* Problem: Each entry below should be echoed exactly, with pictures omitted.

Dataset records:
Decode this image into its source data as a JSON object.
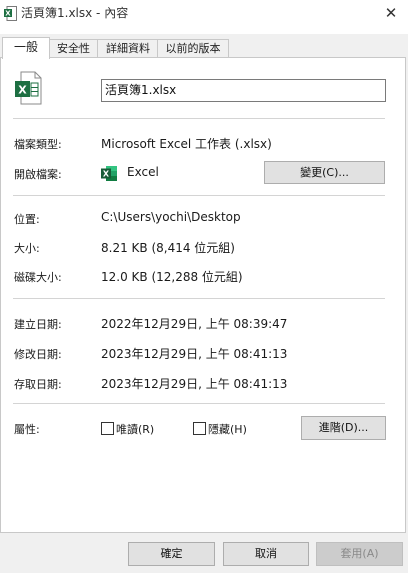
{
  "window": {
    "title": "活頁簿1.xlsx - 內容",
    "close_symbol": "✕"
  },
  "tabs": [
    "一般",
    "安全性",
    "詳細資料",
    "以前的版本"
  ],
  "file": {
    "name": "活頁簿1.xlsx",
    "type_label": "檔案類型:",
    "type_value": "Microsoft Excel 工作表 (.xlsx)",
    "opens_with_label": "開啟檔案:",
    "opens_with_value": "Excel",
    "change_button": "變更(C)..."
  },
  "location": {
    "label": "位置:",
    "value": "C:\\Users\\yochi\\Desktop"
  },
  "size": {
    "label": "大小:",
    "value": "8.21 KB (8,414 位元組)"
  },
  "size_on_disk": {
    "label": "磁碟大小:",
    "value": "12.0 KB (12,288 位元組)"
  },
  "dates": {
    "created_label": "建立日期:",
    "created_value": "2022年12月29日, 上午 08:39:47",
    "modified_label": "修改日期:",
    "modified_value": "2023年12月29日, 上午 08:41:13",
    "accessed_label": "存取日期:",
    "accessed_value": "2023年12月29日, 上午 08:41:13"
  },
  "attributes": {
    "label": "屬性:",
    "readonly": "唯讀(R)",
    "hidden": "隱藏(H)",
    "advanced_button": "進階(D)..."
  },
  "footer": {
    "ok": "確定",
    "cancel": "取消",
    "apply": "套用(A)"
  },
  "colors": {
    "excel_green": "#1d6f42",
    "disabled_text": "#8a8a8a"
  }
}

* Response area:
Decode this image into its source data as a JSON object.
{
  "window": {
    "title": "活頁簿1.xlsx - 內容",
    "close_symbol": "✕"
  },
  "tabs": [
    "一般",
    "安全性",
    "詳細資料",
    "以前的版本"
  ],
  "file": {
    "name": "活頁簿1.xlsx",
    "type_label": "檔案類型:",
    "type_value": "Microsoft Excel 工作表 (.xlsx)",
    "opens_with_label": "開啟檔案:",
    "opens_with_value": "Excel",
    "change_button": "變更(C)..."
  },
  "location": {
    "label": "位置:",
    "value": "C:\\Users\\yochi\\Desktop"
  },
  "size": {
    "label": "大小:",
    "value": "8.21 KB (8,414 位元組)"
  },
  "size_on_disk": {
    "label": "磁碟大小:",
    "value": "12.0 KB (12,288 位元組)"
  },
  "dates": {
    "created_label": "建立日期:",
    "created_value": "2022年12月29日, 上午 08:39:47",
    "modified_label": "修改日期:",
    "modified_value": "2023年12月29日, 上午 08:41:13",
    "accessed_label": "存取日期:",
    "accessed_value": "2023年12月29日, 上午 08:41:13"
  },
  "attributes": {
    "label": "屬性:",
    "readonly": "唯讀(R)",
    "hidden": "隱藏(H)",
    "advanced_button": "進階(D)..."
  },
  "footer": {
    "ok": "確定",
    "cancel": "取消",
    "apply": "套用(A)"
  },
  "colors": {
    "excel_green": "#1d6f42",
    "disabled_text": "#8a8a8a"
  }
}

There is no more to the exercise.